Dogs in Nome

Dear Friends,

Teams are coming into Nome like crazy now!  The mushers share about their amazing dogs that continued to lead the team and work together.  Dan Kaduce is the only musher to have his entire team still with him in Nome, all 14 dogs!  

Dan celebrating his finish. Photo credit: Jim Deprez

Why do some teams come in with fewer dogs?  What happens to the other dogs?  There are many steps in place to make sure the dogs are well cared for.  First, the mushers know their dogs very well and can tell if one might have a stomach virus or a sore leg.  Sometimes they will let the dog ride in the sled for awhile.  The mushers each carry a vet booklet where the veterinarians at checkpoints jot down info about the dogs so that the next vet can see what was done.  The cool thing about these vet booklets is that they are made with waterproof paper!  That is good for wet, snowy conditions on the Iditarod!  

Waterproof paper makes this vet booklet

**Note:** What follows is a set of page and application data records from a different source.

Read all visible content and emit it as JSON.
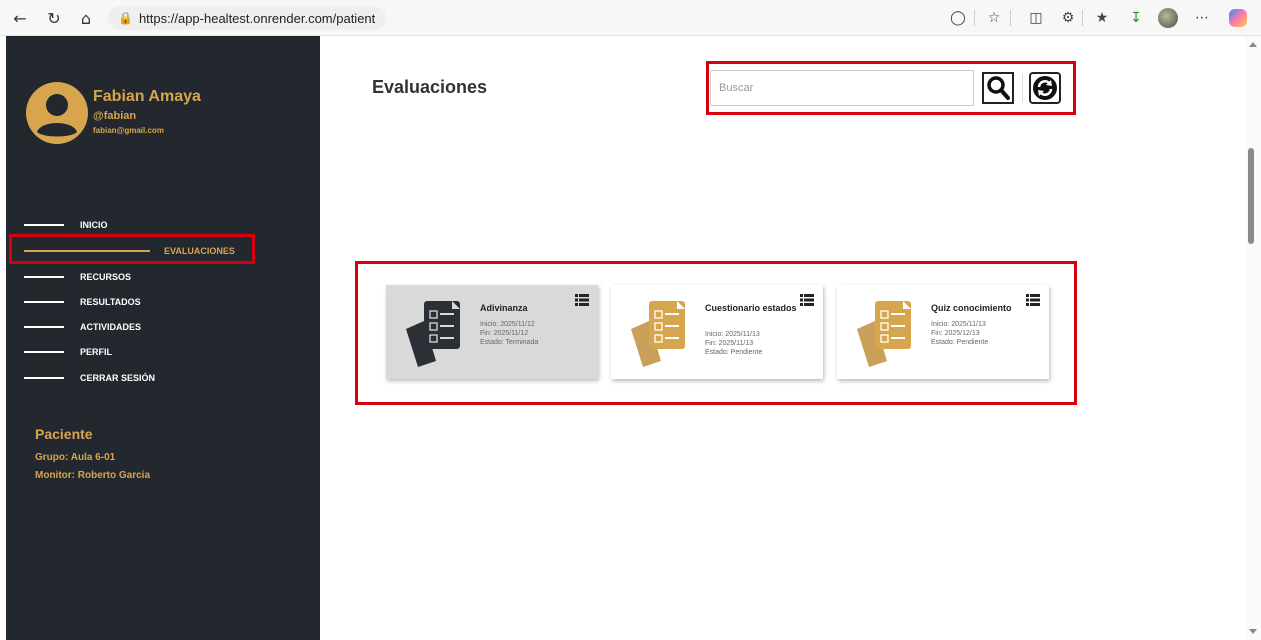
{
  "browser": {
    "url": "https://app-healtest.onrender.com/patient",
    "icons": [
      "back-arrow-icon",
      "reload-icon",
      "home-icon",
      "lock-icon",
      "reading-view-icon",
      "favorite-star-icon",
      "split-screen-icon",
      "extensions-icon",
      "favorites-icon",
      "downloads-icon",
      "profile-avatar-icon",
      "more-icon",
      "copilot-icon"
    ]
  },
  "user": {
    "name": "Fabian Amaya",
    "handle": "@fabian",
    "email": "fabian@gmail.com"
  },
  "sidebar": {
    "items": [
      {
        "label": "INICIO",
        "active": false
      },
      {
        "label": "EVALUACIONES",
        "active": true
      },
      {
        "label": "RECURSOS",
        "active": false
      },
      {
        "label": "RESULTADOS",
        "active": false
      },
      {
        "label": "ACTIVIDADES",
        "active": false
      },
      {
        "label": "PERFIL",
        "active": false
      },
      {
        "label": "CERRAR SESIÓN",
        "active": false
      }
    ],
    "role": "Paciente",
    "group": "Grupo: Aula 6-01",
    "monitor": "Monitor: Roberto Garcia"
  },
  "main": {
    "title": "Evaluaciones",
    "search": {
      "placeholder": "Buscar",
      "value": ""
    }
  },
  "cards": [
    {
      "title": "Adivinanza",
      "start": "Inicio: 2025/11/12",
      "end": "Fin: 2025/11/12",
      "status": "Estado: Terminada"
    },
    {
      "title": "Cuestionario estados",
      "start": "Inicio: 2025/11/13",
      "end": "Fin: 2025/11/13",
      "status": "Estado: Pendiente"
    },
    {
      "title": "Quiz conocimiento",
      "start": "Inicio: 2025/11/13",
      "end": "Fin: 2025/12/13",
      "status": "Estado: Pendiente"
    }
  ],
  "colors": {
    "sidebar_bg": "#23272e",
    "accent_gold": "#d6a54e",
    "completed_icon": "#2b2f36",
    "completed_card_bg": "#d9d9d9",
    "highlight_red": "#d6000f"
  }
}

If a musher or a veterinarian feel a dog needs more rest, the musher will leave him or her with the dog care volunteers at a checkpoint.  On the next available flight, the dog will be transported back to Anchorage where it will be checked out and then allowed to go home with a handler the musher designated, kind of like a babysitter.  Some of us dogs are very disappointed to not be able to continue the race, as are mushers having to leave them behind.  However, the well-being of sled dogs is of utmost importance!

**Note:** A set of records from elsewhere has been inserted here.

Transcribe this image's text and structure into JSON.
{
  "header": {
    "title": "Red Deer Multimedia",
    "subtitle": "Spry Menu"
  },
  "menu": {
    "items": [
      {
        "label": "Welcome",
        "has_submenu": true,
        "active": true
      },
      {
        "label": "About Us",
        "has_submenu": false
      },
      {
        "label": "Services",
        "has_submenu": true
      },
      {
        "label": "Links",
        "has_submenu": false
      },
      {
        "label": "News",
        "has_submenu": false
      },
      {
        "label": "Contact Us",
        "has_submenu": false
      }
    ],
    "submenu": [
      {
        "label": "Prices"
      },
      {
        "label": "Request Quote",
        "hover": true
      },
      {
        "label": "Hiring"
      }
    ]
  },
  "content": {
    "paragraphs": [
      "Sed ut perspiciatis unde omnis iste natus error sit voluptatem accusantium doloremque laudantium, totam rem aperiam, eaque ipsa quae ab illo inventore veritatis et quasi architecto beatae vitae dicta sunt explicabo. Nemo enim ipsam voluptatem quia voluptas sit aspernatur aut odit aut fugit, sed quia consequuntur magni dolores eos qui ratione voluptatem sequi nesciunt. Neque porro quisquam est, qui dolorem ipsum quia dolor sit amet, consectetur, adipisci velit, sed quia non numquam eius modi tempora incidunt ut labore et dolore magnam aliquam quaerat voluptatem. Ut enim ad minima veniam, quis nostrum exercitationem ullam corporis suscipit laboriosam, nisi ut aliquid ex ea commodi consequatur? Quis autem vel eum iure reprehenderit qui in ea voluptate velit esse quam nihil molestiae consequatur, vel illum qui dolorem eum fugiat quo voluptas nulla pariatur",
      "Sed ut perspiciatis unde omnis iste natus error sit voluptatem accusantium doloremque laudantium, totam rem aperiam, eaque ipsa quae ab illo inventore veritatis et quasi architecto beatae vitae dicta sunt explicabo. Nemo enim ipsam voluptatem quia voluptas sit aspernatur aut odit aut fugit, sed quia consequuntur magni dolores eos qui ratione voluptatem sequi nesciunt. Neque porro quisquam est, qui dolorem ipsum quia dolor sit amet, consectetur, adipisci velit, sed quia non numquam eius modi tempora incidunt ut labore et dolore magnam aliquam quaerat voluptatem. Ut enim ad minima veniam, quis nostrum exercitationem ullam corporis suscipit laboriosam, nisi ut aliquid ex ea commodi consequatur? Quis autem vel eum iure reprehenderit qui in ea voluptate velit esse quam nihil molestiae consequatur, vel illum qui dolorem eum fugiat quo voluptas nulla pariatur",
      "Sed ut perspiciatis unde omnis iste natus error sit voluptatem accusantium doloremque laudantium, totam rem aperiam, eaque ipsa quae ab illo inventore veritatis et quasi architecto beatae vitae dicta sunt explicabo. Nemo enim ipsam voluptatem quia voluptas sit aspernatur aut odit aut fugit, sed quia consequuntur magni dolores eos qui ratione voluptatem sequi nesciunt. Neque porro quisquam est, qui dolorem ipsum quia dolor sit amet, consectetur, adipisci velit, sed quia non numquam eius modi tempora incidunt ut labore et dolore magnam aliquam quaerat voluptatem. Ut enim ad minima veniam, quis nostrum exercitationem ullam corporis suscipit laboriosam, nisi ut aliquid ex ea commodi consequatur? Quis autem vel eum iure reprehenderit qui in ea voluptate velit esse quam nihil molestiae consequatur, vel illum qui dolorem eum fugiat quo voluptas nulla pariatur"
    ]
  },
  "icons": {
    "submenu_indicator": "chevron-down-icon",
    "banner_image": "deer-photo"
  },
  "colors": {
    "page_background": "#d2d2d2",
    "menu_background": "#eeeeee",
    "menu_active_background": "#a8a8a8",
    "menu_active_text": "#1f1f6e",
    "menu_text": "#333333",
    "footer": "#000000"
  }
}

Dogs ready to be flown back home by the Iditarod Air Force

In Nome,  the dogs run up under the burled arch finish line after running down the streets of the town.  The musher pushes the snow hook into the snow and walks up to give the dogs a snack and some petting to congratulate them!  Before leaving, the musher has to show that he or she has all the required gear in the sled; they may then mush off to the dog lot.  In Nome’s dog lot, there are lots of dog houses for the dogs.   Volunteers and vets feed them and watch over them while mushers go get a hot shower and rest!

Brent Sass With Leaders Slater and Morello (Photo Credit Dave Poyzer)

Mushers have said that many dogs are ready to run again even after running 1049 miles!  They look up at the humans as if to say, “Where are we running today?”

Thanks for cheering on the humans and us dogs during this race!

Until next time,